:: SUPPLIED RECORDS

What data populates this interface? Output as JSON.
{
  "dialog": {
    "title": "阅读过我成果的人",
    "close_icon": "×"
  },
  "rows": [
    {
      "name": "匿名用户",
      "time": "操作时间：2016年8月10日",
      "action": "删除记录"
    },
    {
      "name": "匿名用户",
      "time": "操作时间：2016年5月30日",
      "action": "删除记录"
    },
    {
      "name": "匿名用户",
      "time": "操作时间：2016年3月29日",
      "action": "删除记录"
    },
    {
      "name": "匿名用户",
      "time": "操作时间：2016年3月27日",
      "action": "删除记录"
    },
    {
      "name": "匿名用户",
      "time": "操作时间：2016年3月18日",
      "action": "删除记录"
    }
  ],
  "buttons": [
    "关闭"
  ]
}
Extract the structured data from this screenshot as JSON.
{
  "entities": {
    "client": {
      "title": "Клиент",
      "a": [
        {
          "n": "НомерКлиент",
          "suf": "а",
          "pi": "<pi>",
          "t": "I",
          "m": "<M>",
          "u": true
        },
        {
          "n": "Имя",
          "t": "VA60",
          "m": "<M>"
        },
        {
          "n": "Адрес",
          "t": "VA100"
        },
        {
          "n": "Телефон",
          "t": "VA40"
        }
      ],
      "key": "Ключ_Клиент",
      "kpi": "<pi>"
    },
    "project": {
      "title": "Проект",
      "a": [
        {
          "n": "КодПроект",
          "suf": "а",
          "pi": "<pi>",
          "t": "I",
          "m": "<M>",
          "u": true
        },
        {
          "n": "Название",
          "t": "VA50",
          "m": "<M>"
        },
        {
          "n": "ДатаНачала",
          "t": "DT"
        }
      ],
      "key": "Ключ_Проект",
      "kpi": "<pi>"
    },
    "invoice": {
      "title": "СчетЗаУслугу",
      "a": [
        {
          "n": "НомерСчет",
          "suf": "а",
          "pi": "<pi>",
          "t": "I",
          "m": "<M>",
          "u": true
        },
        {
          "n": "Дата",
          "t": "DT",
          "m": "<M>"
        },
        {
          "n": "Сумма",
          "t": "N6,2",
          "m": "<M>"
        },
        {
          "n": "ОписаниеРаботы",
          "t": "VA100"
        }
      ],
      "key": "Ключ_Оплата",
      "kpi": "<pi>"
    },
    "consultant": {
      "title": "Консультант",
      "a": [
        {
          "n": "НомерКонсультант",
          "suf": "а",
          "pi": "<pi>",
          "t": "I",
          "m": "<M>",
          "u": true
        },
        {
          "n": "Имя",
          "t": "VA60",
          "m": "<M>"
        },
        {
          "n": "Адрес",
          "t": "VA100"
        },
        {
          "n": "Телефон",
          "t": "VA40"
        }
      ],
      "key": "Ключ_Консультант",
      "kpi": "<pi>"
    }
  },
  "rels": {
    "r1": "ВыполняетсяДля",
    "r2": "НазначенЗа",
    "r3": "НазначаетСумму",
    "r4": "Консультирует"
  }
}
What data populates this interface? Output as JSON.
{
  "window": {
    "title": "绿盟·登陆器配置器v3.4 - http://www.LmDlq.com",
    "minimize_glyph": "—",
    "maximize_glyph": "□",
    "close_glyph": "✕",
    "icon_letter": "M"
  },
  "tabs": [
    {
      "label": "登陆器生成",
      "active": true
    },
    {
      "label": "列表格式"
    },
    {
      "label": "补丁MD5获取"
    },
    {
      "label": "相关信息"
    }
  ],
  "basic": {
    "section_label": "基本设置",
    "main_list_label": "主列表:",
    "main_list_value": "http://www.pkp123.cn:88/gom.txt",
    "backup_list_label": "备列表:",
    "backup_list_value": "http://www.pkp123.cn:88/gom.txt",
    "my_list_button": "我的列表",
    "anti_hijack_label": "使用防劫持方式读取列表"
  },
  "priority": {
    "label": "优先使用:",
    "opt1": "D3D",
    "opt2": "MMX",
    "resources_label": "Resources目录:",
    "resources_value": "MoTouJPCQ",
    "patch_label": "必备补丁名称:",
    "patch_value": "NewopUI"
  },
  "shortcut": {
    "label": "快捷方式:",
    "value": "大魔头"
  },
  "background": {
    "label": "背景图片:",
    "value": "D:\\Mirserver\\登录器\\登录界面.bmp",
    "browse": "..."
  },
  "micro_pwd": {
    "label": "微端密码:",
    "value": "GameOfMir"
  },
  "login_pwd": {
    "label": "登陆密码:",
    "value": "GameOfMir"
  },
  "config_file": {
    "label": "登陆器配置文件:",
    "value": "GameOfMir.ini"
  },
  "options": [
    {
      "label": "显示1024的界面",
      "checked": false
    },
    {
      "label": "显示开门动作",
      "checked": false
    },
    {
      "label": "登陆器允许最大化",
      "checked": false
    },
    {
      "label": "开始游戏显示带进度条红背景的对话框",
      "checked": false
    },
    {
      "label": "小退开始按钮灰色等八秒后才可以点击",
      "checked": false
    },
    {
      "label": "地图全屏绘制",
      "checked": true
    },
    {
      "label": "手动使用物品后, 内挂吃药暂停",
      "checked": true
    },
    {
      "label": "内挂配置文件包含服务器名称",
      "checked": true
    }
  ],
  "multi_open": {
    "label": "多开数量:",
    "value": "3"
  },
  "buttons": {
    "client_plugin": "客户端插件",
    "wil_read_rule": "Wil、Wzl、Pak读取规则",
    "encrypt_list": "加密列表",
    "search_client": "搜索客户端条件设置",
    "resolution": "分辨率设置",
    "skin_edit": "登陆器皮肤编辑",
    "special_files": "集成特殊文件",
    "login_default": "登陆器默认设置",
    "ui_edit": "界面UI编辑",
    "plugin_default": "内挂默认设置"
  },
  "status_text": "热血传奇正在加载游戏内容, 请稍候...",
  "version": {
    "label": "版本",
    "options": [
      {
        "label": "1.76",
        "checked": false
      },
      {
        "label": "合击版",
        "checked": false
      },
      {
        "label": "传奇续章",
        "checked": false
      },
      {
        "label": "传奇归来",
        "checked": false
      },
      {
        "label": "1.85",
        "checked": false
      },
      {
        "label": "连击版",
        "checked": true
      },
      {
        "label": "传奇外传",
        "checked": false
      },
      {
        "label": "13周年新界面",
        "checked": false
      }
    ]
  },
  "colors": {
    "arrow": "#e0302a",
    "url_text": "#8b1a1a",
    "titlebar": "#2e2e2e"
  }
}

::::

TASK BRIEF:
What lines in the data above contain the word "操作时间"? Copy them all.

EXPECTED ANSWER:
      "time": "操作时间：2016年8月10日",
      "time": "操作时间：2016年5月30日",
      "time": "操作时间：2016年3月29日",
      "time": "操作时间：2016年3月27日",
      "time": "操作时间：2016年3月18日",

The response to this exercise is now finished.